The key to nursing advancement
Wednesday, June 2, 2021
Veterinary nurses are professionals. We are formally trained practitioners that are prevalent in just about every area of the industry. We carry a lot of responsibility and are responsible for our own clinical currency and continuing education. We have the capacity to lead, educate, and to give back to our field. We are registered, and accountable for our actions.
On a global scale, veterinary nursing is bursting at the seams to advance professionalism. As a community, we are discussing advanced specialities, post graduate qualifications, nurse practitioners, and research within our own field. We are more aware than ever before that nursing is a unique and essential skillset in the veterinary team. What is holding us back? Where is the career progression?
The history of advancing professionalism in human nursing gives us some insight into our own journey as there are remarkable parallels. There is extensive evidence in human nursing demonstrating the value of nursing professionalism, and how it benefits patients, the profession, and the industry itself. Professionalism helps the profession establish its own scientific body of knowledge. It supports clinical governance, and evidence-based practice, and it improves patient outcomes. Graduate and post graduate educational pathways contribute directly to advancing professionalism. They help create leaders, promote professional identity, increase public awareness, enhance value of the profession, improve the reputation of the profession, and support skills retention and recruitment. Advancing professionalism of veterinary nurses is an essential step toward a sustainable veterinary industry.

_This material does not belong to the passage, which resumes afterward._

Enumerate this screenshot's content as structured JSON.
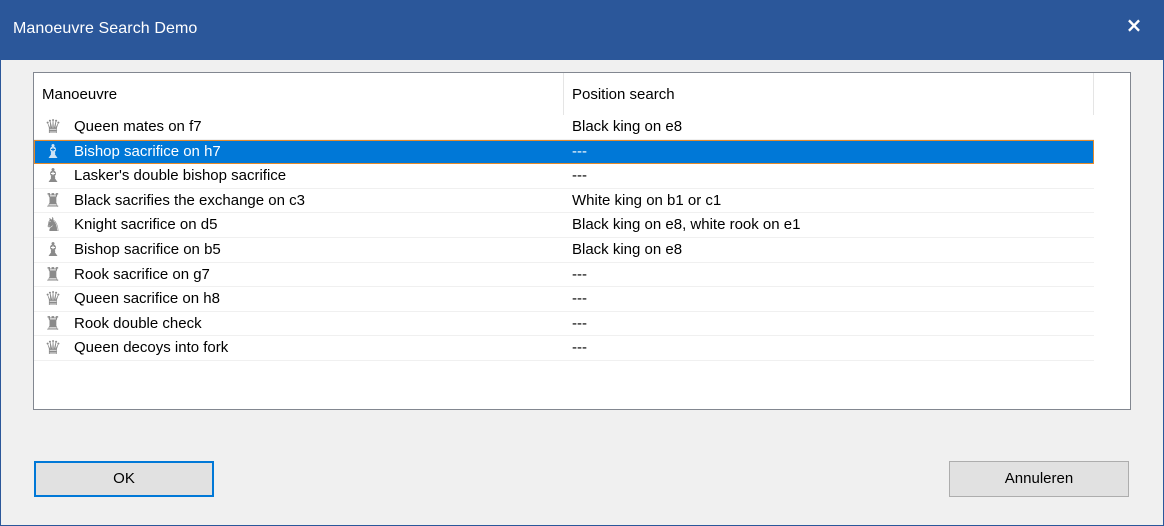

The evolution of veterinary nursing professionalism highlights the important dynamics and constructs of professional roles within a multidisciplinary healthcare framework. The value in human healthcare is well understood and there is substantial scientific evidence showing how multidisciplinary teams (MDT) improve patient outcomes, clinical efficiencies, and job satisfaction. Veterinarians currently are siloed, isolated, bearing the costs and legislative burden of responsibility, along with practice ownership, management, and consumer pressures. I cannot help but wonder if the consequence of this siloing could be contributing to the mental health crisis, and global skills shortage. Embracing a patient-centred framework will help bridge the skills gap between veterinarians, veterinary nurses, and animal healthcare assistants but advancing professionalism for veterinary nurses requires room at the top to move upward, and support from the bottom. The cultural shift to achieve this needs to be driven by the entire industry.
Advancement of our profession requires evolution of a culture that supports MDT. It requires the industry to lead itself and the only way this will happen is by embracing a shared vision of what the future can look like. We as a profession must value and support utilisation of healthcare assistants to improve economics of remunerating advanced VN practitioners. We must embrace development of our leadership capacity and highlight the benefits of professional advancement. We must normalise discussions about the roles and value of post graduate level VNs, and the options for career advancement. We must refine and communicate our shared industry vision. A team, working together, with diverse skillsets, supporting each other, with patient safety at the core. Each role is respected, encouraged, and empowered. Workflow is efficient and profitable.
Are we ready to claim our place among professionals? Yes. It is about time.Download Now